To address these gaps in knowledge and skills, a multidisciplinary delirium resource team at the Louis Stokes Cleveland VAMC in Ohio developed a multimodal educational program incorporating simulation. The team of physicians, nurses, care coordinators, and social workers met regularly and developed interventions, educational materials, cue cards (eFigure 1), sense-enhancing aids (hearing amplifiers, puzzles, books, music CDs, prism glasses), clinical protocols, and delirium resources, such as CARES (Confusion Assessment Resource Enhancement Supplies) activity carts.
The CARES carts are small, rolling wooden carts stocked with various resources that focus on comfort and entertainment. The carts hold guided imagery CDs and Playaways (small audio players that come with ear buds for individual use and preloaded with a specific guided imagery session). The carts also hold books, books on tape, magazines, portable CD players, music CDs, games, exercise bands, healthful snacks, DVDs, and a portable DVD player.
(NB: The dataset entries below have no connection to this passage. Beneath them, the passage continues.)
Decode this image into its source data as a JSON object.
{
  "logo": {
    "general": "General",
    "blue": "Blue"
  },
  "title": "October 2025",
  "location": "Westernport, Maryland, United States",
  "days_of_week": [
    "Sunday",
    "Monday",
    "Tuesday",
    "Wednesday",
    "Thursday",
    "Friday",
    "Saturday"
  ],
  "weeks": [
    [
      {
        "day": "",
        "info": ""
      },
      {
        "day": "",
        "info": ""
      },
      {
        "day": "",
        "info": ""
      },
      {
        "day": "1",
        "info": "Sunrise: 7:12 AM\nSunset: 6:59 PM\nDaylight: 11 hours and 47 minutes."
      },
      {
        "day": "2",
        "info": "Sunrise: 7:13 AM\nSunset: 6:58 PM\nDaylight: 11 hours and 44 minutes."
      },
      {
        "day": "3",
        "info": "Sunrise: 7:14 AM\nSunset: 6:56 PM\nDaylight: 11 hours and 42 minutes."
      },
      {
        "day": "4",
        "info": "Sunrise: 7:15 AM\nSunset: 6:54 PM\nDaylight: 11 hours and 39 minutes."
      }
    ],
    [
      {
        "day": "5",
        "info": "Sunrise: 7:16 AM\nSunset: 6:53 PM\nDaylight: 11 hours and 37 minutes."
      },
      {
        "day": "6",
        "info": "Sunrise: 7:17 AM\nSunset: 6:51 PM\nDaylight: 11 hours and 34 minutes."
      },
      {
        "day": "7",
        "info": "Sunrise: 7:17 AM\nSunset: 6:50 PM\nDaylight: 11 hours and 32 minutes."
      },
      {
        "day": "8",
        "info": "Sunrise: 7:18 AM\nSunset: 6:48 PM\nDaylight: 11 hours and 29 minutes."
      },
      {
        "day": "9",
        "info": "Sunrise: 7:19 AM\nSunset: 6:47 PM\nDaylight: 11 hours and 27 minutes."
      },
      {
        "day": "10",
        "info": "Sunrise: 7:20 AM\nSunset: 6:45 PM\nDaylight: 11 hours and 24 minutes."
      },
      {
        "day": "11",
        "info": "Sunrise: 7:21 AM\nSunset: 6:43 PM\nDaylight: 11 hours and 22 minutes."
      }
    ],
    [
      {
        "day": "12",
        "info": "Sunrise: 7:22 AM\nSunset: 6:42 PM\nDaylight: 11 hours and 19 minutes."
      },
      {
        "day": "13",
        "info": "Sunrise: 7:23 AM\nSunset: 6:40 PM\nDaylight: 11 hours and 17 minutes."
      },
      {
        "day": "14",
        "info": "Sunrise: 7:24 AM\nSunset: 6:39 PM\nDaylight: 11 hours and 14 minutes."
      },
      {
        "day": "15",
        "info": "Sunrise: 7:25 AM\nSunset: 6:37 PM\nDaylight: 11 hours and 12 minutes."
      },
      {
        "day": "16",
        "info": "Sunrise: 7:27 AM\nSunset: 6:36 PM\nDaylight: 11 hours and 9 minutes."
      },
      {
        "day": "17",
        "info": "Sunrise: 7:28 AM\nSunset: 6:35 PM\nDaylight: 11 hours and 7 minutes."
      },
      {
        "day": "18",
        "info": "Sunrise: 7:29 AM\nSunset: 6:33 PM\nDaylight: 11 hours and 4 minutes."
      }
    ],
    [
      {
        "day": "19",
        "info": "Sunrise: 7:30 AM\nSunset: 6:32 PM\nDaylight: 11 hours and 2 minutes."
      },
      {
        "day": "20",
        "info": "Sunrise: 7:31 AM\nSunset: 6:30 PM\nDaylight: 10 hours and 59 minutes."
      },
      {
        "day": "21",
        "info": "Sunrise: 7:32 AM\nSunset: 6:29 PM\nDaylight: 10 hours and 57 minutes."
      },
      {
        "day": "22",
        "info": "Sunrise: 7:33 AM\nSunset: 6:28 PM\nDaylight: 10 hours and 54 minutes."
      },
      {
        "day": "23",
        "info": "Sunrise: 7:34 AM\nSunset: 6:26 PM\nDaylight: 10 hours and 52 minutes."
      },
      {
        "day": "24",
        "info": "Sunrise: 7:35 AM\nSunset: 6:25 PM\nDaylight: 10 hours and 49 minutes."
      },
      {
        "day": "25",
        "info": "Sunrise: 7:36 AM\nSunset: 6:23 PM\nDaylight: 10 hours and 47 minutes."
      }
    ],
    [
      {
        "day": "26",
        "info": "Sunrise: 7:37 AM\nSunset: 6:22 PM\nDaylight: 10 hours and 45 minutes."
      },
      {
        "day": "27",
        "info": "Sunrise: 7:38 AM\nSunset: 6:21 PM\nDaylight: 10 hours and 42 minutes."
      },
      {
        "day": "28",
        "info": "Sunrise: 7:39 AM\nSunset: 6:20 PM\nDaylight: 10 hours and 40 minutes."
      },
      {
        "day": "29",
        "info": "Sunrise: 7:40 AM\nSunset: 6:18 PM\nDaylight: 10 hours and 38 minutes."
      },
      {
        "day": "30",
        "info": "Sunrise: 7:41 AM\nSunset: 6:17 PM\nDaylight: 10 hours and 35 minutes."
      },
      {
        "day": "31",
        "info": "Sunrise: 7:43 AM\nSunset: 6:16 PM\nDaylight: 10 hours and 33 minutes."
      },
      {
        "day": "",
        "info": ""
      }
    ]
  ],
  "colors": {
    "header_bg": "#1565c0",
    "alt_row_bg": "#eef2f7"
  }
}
Bedside mentoring continued throughout this quality improvement (QI) project, and a CARES teaching tool kit was developed. This kit, which continues to be used, includes videos and webinars for professionals and family caregivers; delirium pocket cue cards for physicians, nurses, aides, and sitters; a list of patient diversion supplies; and a family brochure. Delirium resource team members continue to provide the health care team with education and support. Given the emphasis on clinicians and patient outcomes in intensive care units (ICUs), the teaching tool kit is a valuable guide for assessing and treating patients with delirium during rounds and consultations.